Kershaw to start Cactus opener; Hill, Maeda to follow

Dodgers will need to figure out last two spots in rotation

Kershaw to start Cactus opener; Hill, Maeda to follow

GLENDALE, Ariz. -- The Dodgers open the Cactus League season this Saturday, and manager Dave Roberts has the weekend's starting pitching mapped out.

Ace left-hander Clayton Kershaw is slated to pitch an inning against the White Sox at Camelback Ranch in Saturday's opener. Game time is 12:05 p.m. PT; watch it live on MLB.TV. Rich Hill is scheduled to start Sunday, while Kenta Maeda will pitch Monday.

If that trio remains healthy, they will fill the top three slots in the rotation when the regular season opens with a four-game home series against the Padres from April 3-6. But that fourth game? Right now, that's anybody's guess.

Roberts on Maeda's offseason

Roberts won't be ready to discuss the back end of the rotation for a while. But with eight consecutive games to open the season -- and 16 in the first 17 days -- the Dodgers definitely will need a fifth starter right away.

"I think that when we get toward the second week of March, things have got to line up," Roberts said on Thursday. "But right now, we want to make sure guys get innings, whether they're pitching on the main field or the back field. We just want to make sure guys get their work in."

The Dodgers have no shortage of candidates for those final two spots, many of them having suffered an injury-plagued 2016 season. Or in the case of Hyun-Jin Ryu, two seasons down after left shoulder surgery. Brandon McCarthy (Tommy John surgery), Scott Kazmir (spine inflammation), Alex Wood (left elbow surgery) and 20-year-old Julio Urias are also in the mix.

Urias is the most obvious selection.
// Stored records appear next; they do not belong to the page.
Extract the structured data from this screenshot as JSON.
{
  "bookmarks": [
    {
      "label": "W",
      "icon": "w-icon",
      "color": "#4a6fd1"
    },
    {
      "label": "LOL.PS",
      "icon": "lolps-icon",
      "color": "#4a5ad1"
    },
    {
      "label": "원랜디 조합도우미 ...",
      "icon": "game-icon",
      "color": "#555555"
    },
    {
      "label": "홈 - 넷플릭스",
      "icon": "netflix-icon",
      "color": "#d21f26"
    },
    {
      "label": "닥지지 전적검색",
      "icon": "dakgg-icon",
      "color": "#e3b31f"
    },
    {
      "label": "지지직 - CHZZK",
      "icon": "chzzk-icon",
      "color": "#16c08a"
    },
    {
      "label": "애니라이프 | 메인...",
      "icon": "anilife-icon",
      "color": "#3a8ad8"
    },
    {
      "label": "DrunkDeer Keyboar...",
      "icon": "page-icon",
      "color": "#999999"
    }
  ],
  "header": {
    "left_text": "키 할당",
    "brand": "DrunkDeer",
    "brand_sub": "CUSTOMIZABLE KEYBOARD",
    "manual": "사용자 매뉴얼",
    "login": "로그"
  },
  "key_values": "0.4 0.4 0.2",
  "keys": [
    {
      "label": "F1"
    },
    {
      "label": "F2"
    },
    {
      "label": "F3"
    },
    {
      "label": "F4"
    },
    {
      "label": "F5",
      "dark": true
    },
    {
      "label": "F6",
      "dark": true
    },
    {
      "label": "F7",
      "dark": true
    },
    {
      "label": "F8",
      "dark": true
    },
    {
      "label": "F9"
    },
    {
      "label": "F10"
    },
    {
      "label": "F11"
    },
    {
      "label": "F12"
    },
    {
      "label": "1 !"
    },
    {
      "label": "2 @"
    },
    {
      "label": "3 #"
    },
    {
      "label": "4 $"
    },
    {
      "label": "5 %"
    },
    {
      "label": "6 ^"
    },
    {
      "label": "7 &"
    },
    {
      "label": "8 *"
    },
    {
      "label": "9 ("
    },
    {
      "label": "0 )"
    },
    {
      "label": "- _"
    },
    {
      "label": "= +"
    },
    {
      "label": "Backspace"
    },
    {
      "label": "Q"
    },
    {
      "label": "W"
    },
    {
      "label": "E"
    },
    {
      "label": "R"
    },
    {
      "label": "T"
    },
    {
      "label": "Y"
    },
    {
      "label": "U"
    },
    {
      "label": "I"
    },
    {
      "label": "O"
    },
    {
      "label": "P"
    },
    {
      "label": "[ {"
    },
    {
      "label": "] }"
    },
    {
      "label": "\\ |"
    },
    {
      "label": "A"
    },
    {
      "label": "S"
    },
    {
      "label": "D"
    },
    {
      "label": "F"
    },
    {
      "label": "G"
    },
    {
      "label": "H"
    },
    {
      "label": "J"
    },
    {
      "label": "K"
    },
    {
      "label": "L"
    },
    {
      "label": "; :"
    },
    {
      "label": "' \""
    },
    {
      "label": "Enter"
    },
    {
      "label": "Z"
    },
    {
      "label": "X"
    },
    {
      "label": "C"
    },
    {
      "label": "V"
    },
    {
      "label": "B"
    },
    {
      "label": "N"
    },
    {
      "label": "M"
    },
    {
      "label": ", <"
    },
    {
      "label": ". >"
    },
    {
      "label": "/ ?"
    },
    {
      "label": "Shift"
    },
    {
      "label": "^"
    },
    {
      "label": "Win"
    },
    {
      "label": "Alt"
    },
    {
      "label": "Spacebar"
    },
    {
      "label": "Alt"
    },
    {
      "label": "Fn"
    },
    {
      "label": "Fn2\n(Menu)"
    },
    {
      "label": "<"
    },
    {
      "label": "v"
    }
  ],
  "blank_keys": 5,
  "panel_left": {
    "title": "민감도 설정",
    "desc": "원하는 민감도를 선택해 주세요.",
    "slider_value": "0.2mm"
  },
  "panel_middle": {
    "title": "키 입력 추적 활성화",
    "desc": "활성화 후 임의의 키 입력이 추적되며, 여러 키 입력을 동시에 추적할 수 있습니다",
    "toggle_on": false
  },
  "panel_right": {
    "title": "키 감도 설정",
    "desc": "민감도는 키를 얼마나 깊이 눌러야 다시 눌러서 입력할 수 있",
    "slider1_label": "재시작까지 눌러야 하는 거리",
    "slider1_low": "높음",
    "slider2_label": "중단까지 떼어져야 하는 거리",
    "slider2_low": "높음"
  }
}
The left-hander is healthy coming off a rookie season in which he went 5-2 with a 3.39 ERA over 18 games (15 starts), with 84 strikeouts and 31 walks.

Outlook: Urias, SP, LAD

Roberts said he -- and the club's baseball operations department -- have some thoughts on the two remaining rotation spots, in what currently amounts to a left-handed-heavy rotation.

"We have an idea," Roberts said. "We're not prepared to share it right now, but we have an idea."

Barry M. Bloom is a national reporter for and writes an MLBlog, Boomskie on Baseball. Follow @boomskie on Twitter. This story was not subject to the approval of Major League Baseball or its clubs.